SKOS - Simple Knowledge Organization System. SKOS is a special language for encoding terms lists and thesauri. It has built-in relationships like "broader than" and "narrower than." It also provides for preferred and alternate display forms.
SPARQL. SPARQL is the equivalent of SQL designed for the semantic web. It allows the construction of queries for linked data.
Library Metadata on the Semantic Web
In order to make use of the Semantic Web, it is first necessary to define your metadata in a SW-compatible format, using RDFs and/or OWL. Some library data has been defined in this way, primarily the data elements defined in the RDA standard, as well as the IFLA standards: FRBR, FRAD, and ISBD. Other members of the "FR" family (or "framily") are in development.
These element sets have been defined using the Open Metadata Registry. There is a page listing all of the RDA elements and vocabularies. The IFLA standards can be located by clicking on "Elements" in the right-hand list. They will appear on the first page. (Look around, you might find other interesting metadata.)
Library Vocabularies in Semantic Web Format
Library metadata makes much use of controlled vocabularies, and these are an obvious and relatively simple set of data that can be added to the Semantic Web. Below are some sites with library vocabularies.
- Library of Congress Vocabularies
- RDA Vocabularies and Elements
- FRBR, FRAD, ISBD, and others
- Dewey Summaries
In particular, note how the Dewey summaries can express the different languages that Dewey has been translated to. There is also work being done to translate RDA properties and vocabulary lists. Here is a sample entry with both English and German terms:

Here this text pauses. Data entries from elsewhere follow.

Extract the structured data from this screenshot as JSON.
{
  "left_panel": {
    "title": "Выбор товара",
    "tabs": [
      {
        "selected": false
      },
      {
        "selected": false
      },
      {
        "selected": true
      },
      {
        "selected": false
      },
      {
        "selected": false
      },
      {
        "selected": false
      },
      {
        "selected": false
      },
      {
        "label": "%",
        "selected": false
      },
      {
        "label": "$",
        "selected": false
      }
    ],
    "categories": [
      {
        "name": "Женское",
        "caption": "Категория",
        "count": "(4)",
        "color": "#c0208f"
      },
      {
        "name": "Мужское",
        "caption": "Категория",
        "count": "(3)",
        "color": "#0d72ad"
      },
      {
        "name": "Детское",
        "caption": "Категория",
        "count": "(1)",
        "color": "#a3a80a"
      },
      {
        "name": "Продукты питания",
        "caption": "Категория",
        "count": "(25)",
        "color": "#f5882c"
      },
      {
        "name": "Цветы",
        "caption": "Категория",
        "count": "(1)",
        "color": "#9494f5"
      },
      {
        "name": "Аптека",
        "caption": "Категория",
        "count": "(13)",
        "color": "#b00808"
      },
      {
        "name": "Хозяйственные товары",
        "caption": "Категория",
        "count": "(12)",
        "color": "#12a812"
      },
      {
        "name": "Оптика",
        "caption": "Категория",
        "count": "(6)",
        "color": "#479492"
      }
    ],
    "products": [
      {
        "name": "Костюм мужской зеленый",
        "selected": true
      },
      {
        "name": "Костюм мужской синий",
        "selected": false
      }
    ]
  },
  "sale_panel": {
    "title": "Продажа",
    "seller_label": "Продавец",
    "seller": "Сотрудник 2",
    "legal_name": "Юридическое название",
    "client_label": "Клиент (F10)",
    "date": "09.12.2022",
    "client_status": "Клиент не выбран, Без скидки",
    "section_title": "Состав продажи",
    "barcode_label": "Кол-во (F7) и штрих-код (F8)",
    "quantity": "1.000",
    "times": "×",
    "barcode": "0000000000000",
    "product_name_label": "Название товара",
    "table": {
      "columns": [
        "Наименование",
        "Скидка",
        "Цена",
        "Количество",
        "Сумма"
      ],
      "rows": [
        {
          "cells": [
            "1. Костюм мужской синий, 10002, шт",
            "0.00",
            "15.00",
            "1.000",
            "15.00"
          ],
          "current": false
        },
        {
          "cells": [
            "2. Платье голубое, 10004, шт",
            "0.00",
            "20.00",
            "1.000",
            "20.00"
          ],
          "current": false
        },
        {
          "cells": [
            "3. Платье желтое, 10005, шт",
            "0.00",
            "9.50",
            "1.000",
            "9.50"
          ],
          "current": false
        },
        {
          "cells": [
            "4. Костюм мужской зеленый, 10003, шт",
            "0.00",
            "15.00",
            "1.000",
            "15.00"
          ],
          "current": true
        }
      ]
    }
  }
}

The key thing about the RDA Carrier example is that the identifier for RDA Carrier remains the same for both language versions, but displays of terms and definitions (and any other information) can be specific to one language or the other. This brings us much closer to sharing our bibliographic data between communities because we can use exactly the same data without compromising the langauge needs of our users.
Bibliographic Metadata on the Semantic Web
There are many efforts to make use of bibliographic metadata on the semantic web. A number of these come out of academic communities that are creating repositories of academic works. Of interest is CiTO which is a list of relationships between a citing text and a cited resource. The links below lead to some bibliographic metadata schemas.
- Bibliographic Ontology (BIBO)
- Citation Typing Ontology (CiTO)
- FRBR-Aligned Bibliographic Ontology (FABiO)
There are some metadata sets that can be used widely for common data like geographic names, events, and persons. There isn't nearly enoug of this type of metadata and that means that for many common data types the same information isbeing coded in many different metadata schemas. Hopefully the range of commonly useful types will increase because it will make it easier to create metadata for specific applications or functions.
Bibliographic Linked Data - Examples
These are all examples of linked bibliographic data that is visible on the web both in a human-readable and machine-consumable format.
Open Research Online
The Metadata Registry Sandbox
You can experiment with creating vocabularies and metadata elements in the Open Metadata Registry Sandbox. You will need to set up a logon id and password. After that you will see the "(add)" link beside "Vocabularies" and "Elements" on the upper right. Feel free to look at what others have done and to create your own metadata. Once you have filled in the information for an element or term and saved it, you will then be able to see the result in RDF by clicking on the link on the bottom right.